“I'm sick of it, Paul,” she yells. “I'm sick of your attitude and everybody else's. You want everything to stay the same. You want me to be back with Ted, and all of us to be the same little group for the rest of our little lives. But I'm not going to be like that. My world is bigger than that.”
My defense mechanism kicks in. “Are you quoting Chuck directly or just paraphrasing him?” I ask, more to anger her than because I think it's true.
Bull's-eye. If my locker had popped back open, she'd be slamming it again—this time with my head in it.
“You think you're such a good friend, don't you?” she snarks. “Is that why Tony's grounded and Infinite Darlene can make you do her dirty work?”
“What are you talking about?”
“I know what she's saying about me and Chuck.”
“And have you maybe paused for one clueful second to wonder if it's true? Infinite Darlene's your friend, remember?”
“She used to be my friend.”
“Just like me, huh?”
I've pushed her to it, but still I'm startled when she says, “Just like you.”
It's Kyle, of all people, who breaks in at this point.
“Hey, Paul! Hey, Joni.” He bounds over and flashes me an eager look. I try to downplay it, but Joni's eyes widen a little. She's seen— I'm not sure exactly what, but it won't go unremarked upon.
I can't take it anymore. I am freaking out because I know I made a mistake with Kyle, and I am freaking out because it doesn't totally feel like a mistake. I am freaking out because my friendship with Joni is at a ten-year low, and I am freaking out because she doesn't seem to care. I am freaking out because Noah doesn't know what I want from him, and I am freaking out because I don't know what I could possibly give him in return. I am freaking out because I've been caught—not by anyone else, but by myself. I see what I am doing. And I can't stop myself from making things worse.
So I run. I make excuses and I run. Out the door. Out of the school.
But not away.
I can't make it away.
When I get home, I find a note from Noah in the front pocket of my backpack. Somehow he managed to slip it in without me noticing.
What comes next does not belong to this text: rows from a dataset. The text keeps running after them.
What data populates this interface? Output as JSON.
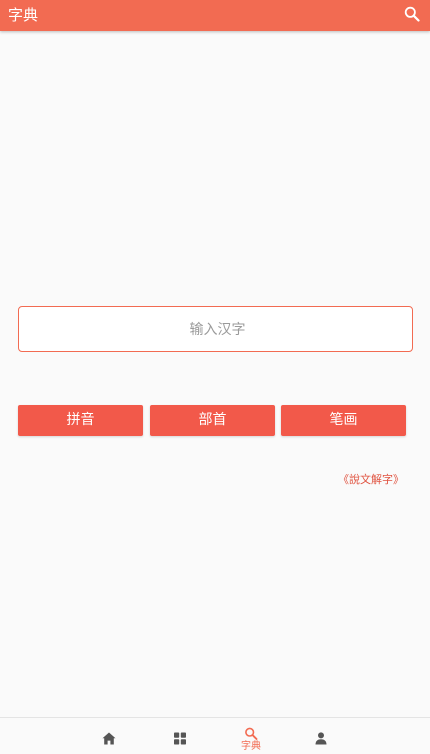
{
  "header": {
    "title": "字典",
    "search_icon": "search-icon"
  },
  "search": {
    "placeholder": "输入汉字",
    "value": ""
  },
  "buttons": {
    "pinyin": "拼音",
    "bushou": "部首",
    "bihua": "笔画"
  },
  "links": {
    "shuowen": "《說文解字》"
  },
  "tabbar": {
    "items": [
      {
        "icon": "home-icon",
        "label": ""
      },
      {
        "icon": "grid-icon",
        "label": ""
      },
      {
        "icon": "search-icon",
        "label": "字典",
        "active": true
      },
      {
        "icon": "user-icon",
        "label": ""
      }
    ]
  },
  "colors": {
    "accent": "#f26b52",
    "button": "#f2594a",
    "icon_inactive": "#555555"
  }
}
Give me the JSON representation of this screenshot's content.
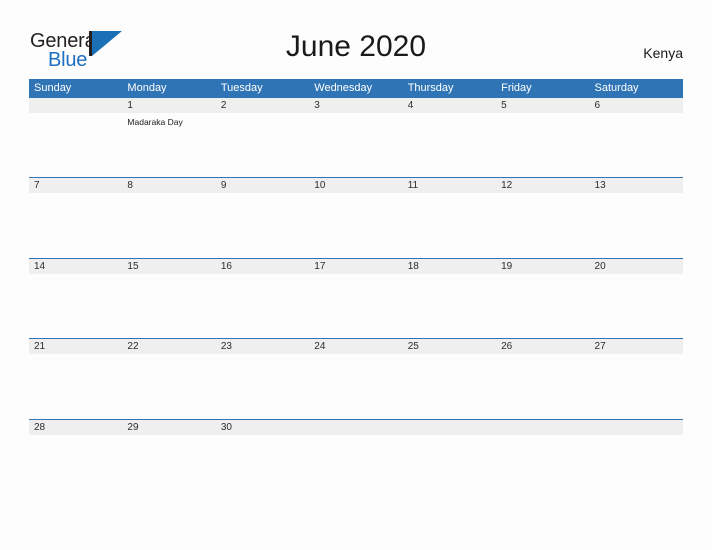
{
  "brand": {
    "name_part1": "General",
    "name_part2": "Blue",
    "mark": "triangle-flag-icon",
    "colors": {
      "dark": "#231f20",
      "blue": "#1d6fc0",
      "mark_blue": "#1a6fb5"
    }
  },
  "header": {
    "title": "June 2020",
    "region": "Kenya"
  },
  "theme": {
    "header_blue": "#2f74b5",
    "date_band_gray": "#efefef",
    "page_background": "#fdfdfd",
    "text_dark": "#1a1a1a"
  },
  "calendar": {
    "month": "June",
    "year": "2020",
    "weekdays": [
      "Sunday",
      "Monday",
      "Tuesday",
      "Wednesday",
      "Thursday",
      "Friday",
      "Saturday"
    ],
    "weeks": [
      {
        "days": [
          {
            "date": "",
            "events": []
          },
          {
            "date": "1",
            "events": [
              "Madaraka Day"
            ]
          },
          {
            "date": "2",
            "events": []
          },
          {
            "date": "3",
            "events": []
          },
          {
            "date": "4",
            "events": []
          },
          {
            "date": "5",
            "events": []
          },
          {
            "date": "6",
            "events": []
          }
        ]
      },
      {
        "days": [
          {
            "date": "7",
            "events": []
          },
          {
            "date": "8",
            "events": []
          },
          {
            "date": "9",
            "events": []
          },
          {
            "date": "10",
            "events": []
          },
          {
            "date": "11",
            "events": []
          },
          {
            "date": "12",
            "events": []
          },
          {
            "date": "13",
            "events": []
          }
        ]
      },
      {
        "days": [
          {
            "date": "14",
            "events": []
          },
          {
            "date": "15",
            "events": []
          },
          {
            "date": "16",
            "events": []
          },
          {
            "date": "17",
            "events": []
          },
          {
            "date": "18",
            "events": []
          },
          {
            "date": "19",
            "events": []
          },
          {
            "date": "20",
            "events": []
          }
        ]
      },
      {
        "days": [
          {
            "date": "21",
            "events": []
          },
          {
            "date": "22",
            "events": []
          },
          {
            "date": "23",
            "events": []
          },
          {
            "date": "24",
            "events": []
          },
          {
            "date": "25",
            "events": []
          },
          {
            "date": "26",
            "events": []
          },
          {
            "date": "27",
            "events": []
          }
        ]
      },
      {
        "days": [
          {
            "date": "28",
            "events": []
          },
          {
            "date": "29",
            "events": []
          },
          {
            "date": "30",
            "events": []
          },
          {
            "date": "",
            "events": []
          },
          {
            "date": "",
            "events": []
          },
          {
            "date": "",
            "events": []
          },
          {
            "date": "",
            "events": []
          }
        ]
      }
    ]
  }
}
Since I know I got a calculator out of the pocket after lunch, I know he got to me after I saw him. The note has only one line on it, but I'm sure it's his handwriting.